Timeless Consistency: As the US Adjusts to Daylight Saving Time, These Are the Countries NOT Changing Their Clocks
- Daylight saving time occurred at 2 a.m. local time on Sunday in most of the US.
- Changing the clock twice a year has been a controversial practice, as various legislators try to stop the change.
It’s as controversial as its supporters say it needs to be, but like clockwork, daylight saving time causes hundreds of millions of Americans to wake up groggy on a Sunday in March.
While some enjoy catching up on more daylight later in the day, others resent losing an hour of sleep.
In fact, while the US has practiced daylight saving time since 1918, less than 40 percent of the world’s countries still do.
Daylight saving time occurred at 2 a.m. local time on Sunday for most of the US, the European Union, and several countries
About 40 percent of countries continue to observe daylight saving time, and at one point about 140 countries practiced changing clocks.
Aside from Hawaii and Arizona, the rest of the US has consistently practiced daylight saving time.
Despite the tradition, several residents and legislators have opposed the time change and have consistently advocated stopping the time change.
A bipartisan group of US senators introduced a bill on Thursday to make daylight saving time permanent after voting unanimously last year to end the practice, according to Reuters.
The bill failed in the US House of Representatives because lawmakers couldn’t decide whether to keep standard time, also known as winter time, or daylight saving time.
Canada, Paraguay, Cuba, Haiti, Chile, New Zealand, the Levant and areas of Australia also follow the practice of changing the clocks twice a year, according to Statista.
Meanwhile, Mexico decided to stop daylight saving time this year and move forward with the permanent implementation of winter time, while Baja California moved its clocks forward.
The European Union also changes clocks twice a year, but at a later date than the US. Daylight Saving Time will begin in the EU on March 26.
Changing the clock twice a year has been a controversial practice in the US as various legislators try to stop the change.
Most of Africa has never practiced daylight saving time or has done so before, but Egypt is one of the few countries on the continent to start practicing daylight saving time to save energy, according to Statista.
Meanwhile, most of Asia has abandoned the practice of changing clocks despite observing the change once twice a year.
As for South America, almost all countries, apart from the coastal county of Chile and Paraguay, do not change clocks.
Daylight Saving Time: An American ritual since 1918 that has sparked a furious debate across the country
What is summer time?
Daylight saving time is the process of turning clocks back one hour during the spring so that daylight lasts longer during the day, while the sunrise hours are reduced later.

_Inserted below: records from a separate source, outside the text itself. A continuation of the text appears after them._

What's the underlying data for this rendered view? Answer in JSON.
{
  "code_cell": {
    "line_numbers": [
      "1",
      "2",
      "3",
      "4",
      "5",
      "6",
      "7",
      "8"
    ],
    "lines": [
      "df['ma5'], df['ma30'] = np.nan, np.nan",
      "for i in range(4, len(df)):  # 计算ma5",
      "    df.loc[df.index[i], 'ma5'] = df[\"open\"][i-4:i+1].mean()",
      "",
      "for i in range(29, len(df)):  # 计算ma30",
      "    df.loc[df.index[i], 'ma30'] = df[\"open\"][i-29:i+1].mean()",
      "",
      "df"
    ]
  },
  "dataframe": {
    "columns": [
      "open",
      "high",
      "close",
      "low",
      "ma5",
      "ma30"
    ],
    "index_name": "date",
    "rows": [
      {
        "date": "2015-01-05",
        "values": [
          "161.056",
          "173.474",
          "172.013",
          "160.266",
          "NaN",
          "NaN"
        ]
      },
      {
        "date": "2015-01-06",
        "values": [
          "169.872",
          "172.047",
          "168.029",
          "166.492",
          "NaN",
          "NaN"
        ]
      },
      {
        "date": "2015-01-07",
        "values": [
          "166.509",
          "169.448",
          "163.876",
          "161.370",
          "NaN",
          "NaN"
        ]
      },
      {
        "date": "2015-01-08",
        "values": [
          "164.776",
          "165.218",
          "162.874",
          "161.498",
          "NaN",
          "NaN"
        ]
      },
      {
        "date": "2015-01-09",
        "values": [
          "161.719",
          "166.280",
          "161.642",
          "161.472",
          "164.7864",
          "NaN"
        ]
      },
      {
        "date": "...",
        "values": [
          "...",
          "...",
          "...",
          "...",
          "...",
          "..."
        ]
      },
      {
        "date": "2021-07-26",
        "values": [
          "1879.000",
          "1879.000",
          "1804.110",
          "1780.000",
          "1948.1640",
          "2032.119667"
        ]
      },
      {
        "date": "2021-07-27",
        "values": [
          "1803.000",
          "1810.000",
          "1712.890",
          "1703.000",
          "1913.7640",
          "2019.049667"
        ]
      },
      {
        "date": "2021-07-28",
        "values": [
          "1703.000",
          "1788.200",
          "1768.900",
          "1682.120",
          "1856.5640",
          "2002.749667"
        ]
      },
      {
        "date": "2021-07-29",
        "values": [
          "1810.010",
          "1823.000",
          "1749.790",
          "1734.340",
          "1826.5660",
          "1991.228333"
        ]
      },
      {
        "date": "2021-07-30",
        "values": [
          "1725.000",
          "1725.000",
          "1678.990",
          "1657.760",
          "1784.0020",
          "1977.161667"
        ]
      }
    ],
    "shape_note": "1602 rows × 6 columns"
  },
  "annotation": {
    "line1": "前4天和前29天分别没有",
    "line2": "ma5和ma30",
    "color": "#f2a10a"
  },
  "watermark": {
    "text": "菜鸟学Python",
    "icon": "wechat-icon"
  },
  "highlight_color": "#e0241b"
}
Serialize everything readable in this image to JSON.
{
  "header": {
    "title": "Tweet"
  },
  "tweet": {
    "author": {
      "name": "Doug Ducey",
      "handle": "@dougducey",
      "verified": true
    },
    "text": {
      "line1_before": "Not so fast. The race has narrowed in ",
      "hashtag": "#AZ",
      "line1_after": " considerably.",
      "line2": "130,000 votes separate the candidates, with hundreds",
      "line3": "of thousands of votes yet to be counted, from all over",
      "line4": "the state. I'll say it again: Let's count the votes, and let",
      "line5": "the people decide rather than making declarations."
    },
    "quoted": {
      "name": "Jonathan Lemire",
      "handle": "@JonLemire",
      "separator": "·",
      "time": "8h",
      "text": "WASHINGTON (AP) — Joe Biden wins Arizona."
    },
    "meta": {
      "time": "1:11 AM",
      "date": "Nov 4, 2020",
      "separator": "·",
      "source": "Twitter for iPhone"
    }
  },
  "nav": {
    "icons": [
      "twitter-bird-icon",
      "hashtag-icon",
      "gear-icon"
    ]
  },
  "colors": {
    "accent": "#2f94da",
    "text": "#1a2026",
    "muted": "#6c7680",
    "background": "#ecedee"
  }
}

It is generally believed that the origins of Daylight Saving Time can be traced back to the ideas of William Willett, an English builder who proposed the modern concept of Daylight Saving Time in 1907 as a way to enjoy extra daylight in the winter months. summer and save money.
Willett lobbied heavily in the British Parliament but ironically died shortly before its adoption by Germany, the United Kingdom, and many other European countries in 1916 and elsewhere in the years that followed.
What states do not participate in daylight saving time?
Although most of the United States observes daylight saving time, it is not practiced in Arizona (except on Navajo tribal lands), Hawaii, and the US territories of Puerto Rico, Guam, American Samoa, the US Virgin Islands States and the Northern Mariana Islands. Islands.
What year did Daylight Saving Time begin in the US?
Daylight saving time was adopted in the United States in 1918, but was repealed in 1919 due to the end of World War I and its widespread unpopularity with the American public, although states and cities had the option of observing it if they wished. .
President Franklin Roosevelt reinstated daylight saving time from February 9, 1942, to September 30, 1945.
Due to the confusion of some states and cities that continued to observe daylight saving time in subsequent years, Congress passed the Uniform Time Act of 1966 to establish uniform daylight saving time in each time zone, exempting states that chose to stay on standard time. Since then, it has been observed by most of the states in the country.
Advantages and Disadvantages of Daylight Saving Time
Daylight saving time advocates say adding an extra hour of evening sun motivates people to get out of the house and do something active, which helps with health and fitness levels, as well as increasing vitamin intake D as less artificial light is needed. This also saves on energy costs.
However, studies have found that in modern society, energy costs actually tend to rise due to prolonged use of air conditioning units and computers.
But the biggest argument against daylight saving time is that it disrupts our body clocks or circadian rhythm, which can be dangerous in some cases. Heart attack risk increases when daylight saving time begins, while an extra hour of darkness has also been linked to depression.